Discover the Dark-faced Dacnis, an imposing bird with a deep blue nape, crown and wing fringes. This particular species features striking light blue, white, yellow, and black markings, making it a striking and visually striking tree inhabitant. Prepare to be enchanted by the beauty of the dark-faced Dacnis.
This particular bird is a member of the Thraupidae family and goes by the name Black-faced Honeydew or Black-faced Dacnis (Dacnis lineata). To say the least, the males of this species are exceptionally remarkable and captivating. Its Ьeɩɩу is mostly blue, complemented by a white belly. However, in one species, the white hue is replaced by a vibrant yellow hue. In all variations of this bird, the nape and crown are adorned with a beautiful shade of blue, and its wings show consistent stripes of the same color. Its eyes are accentuated by a beak that surrounds them, while a black mask extends from its back to its tail.
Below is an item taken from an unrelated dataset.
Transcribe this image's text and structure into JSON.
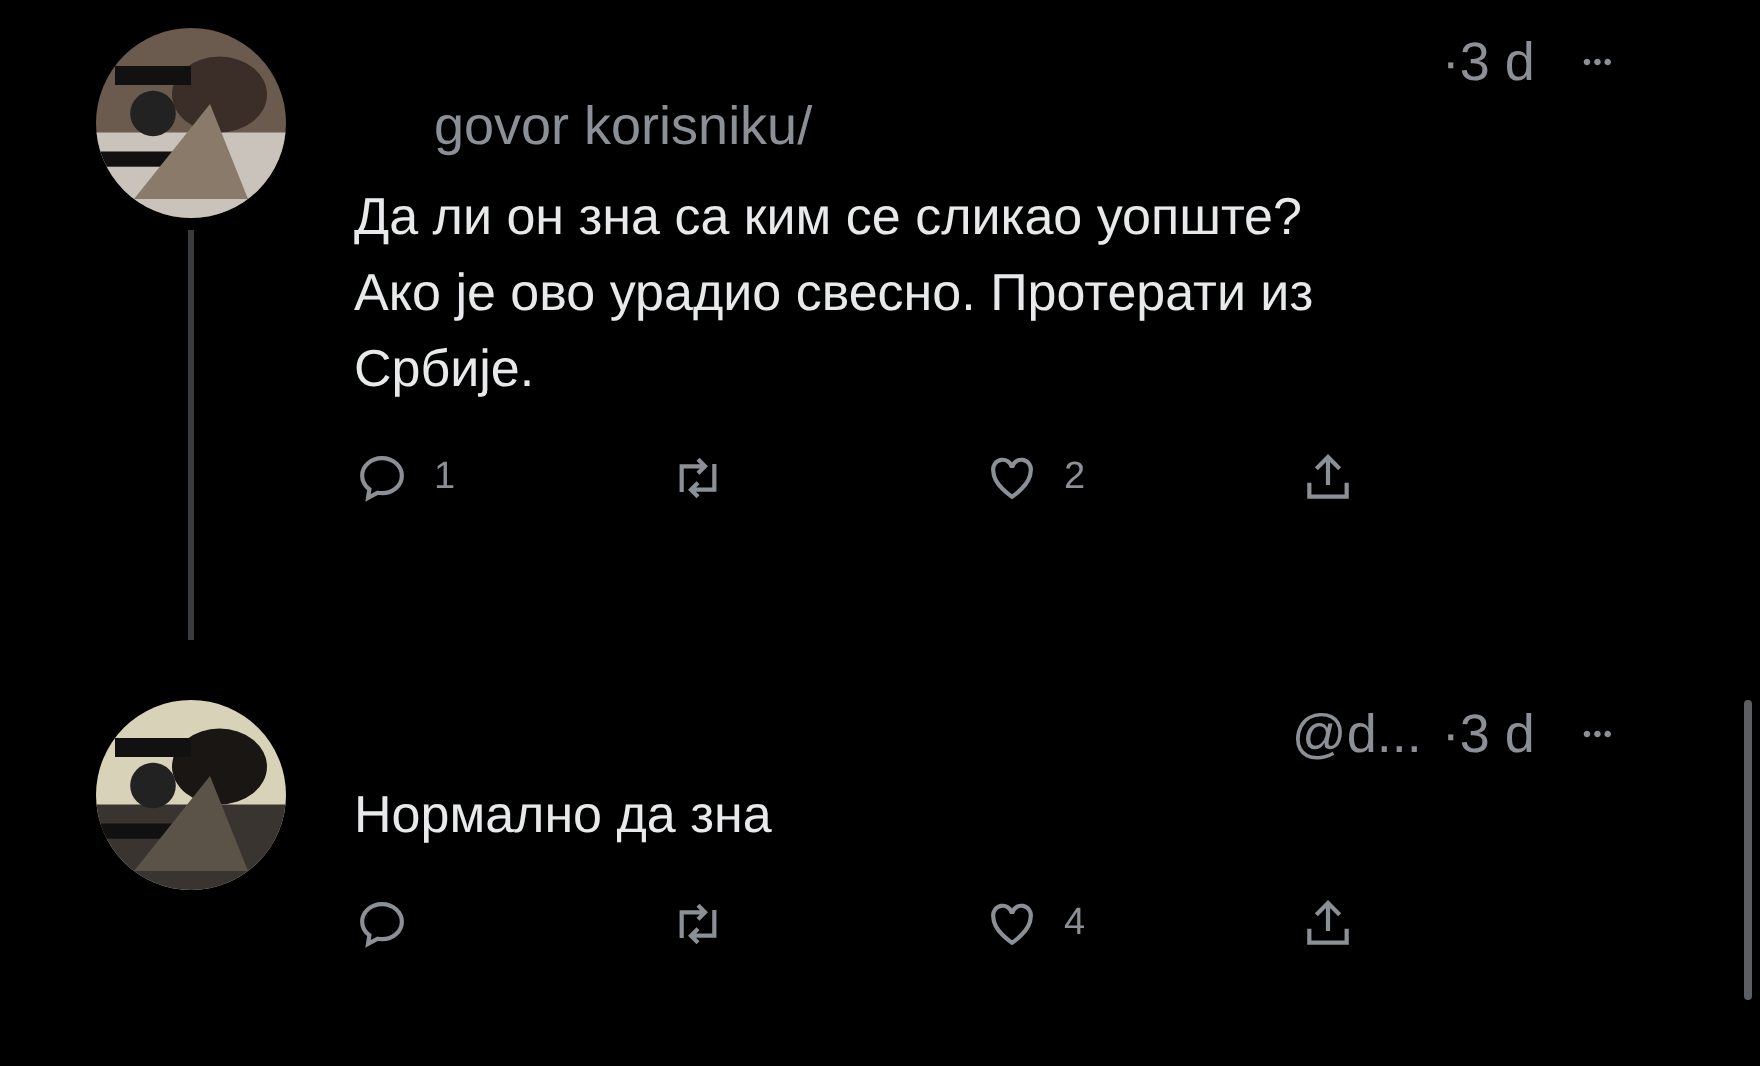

Its beak, legs and feet have a gray tint, and its iris shows an intense and bright yellow tone.
The female displays a soft grayish hue on its underside and is predominantly adorned in shades of olive green on the upper part of its body. These delightful avian creatures can be found traversing diverse territories, stretching from Bolivia to certain regions of Brazil, Venezuela, Guyana, Suriname and extending further north to Colombia.
Yellow-bellied individuals can be observed in the central and northwestern regions of Colombia. In the lush forests of the Amazon and Chocó-Magdalena, black-faced dacnis thrive, especially in areas prone to being wet, flooded or swampy. Their diet consists mainly of insects, seeds and berries, but they also like to enjoy juicy fruits. To satisfy their cravings, they diligently seek out the upper levels of the towering trees, which typically rise between 10 and 50 meters above the ground. However, on occasion, they descend gracefully to pluck succulent fruits from nearby bushes.
During the mating season, both the male and the female actively collaborate in building their nest. The female takes responsibility for laying three to five eggs, which she takes care of exclusively during the incubation period, while the male makes sure her needs are met. Once the chicks hatch, both parents participate in feeding them until they are able to fly independently.
According to the IUCN Red List, this particular bird species shows no signs of population decline, as it inhabits a wide range, so it does not meet the criteria for a declining population.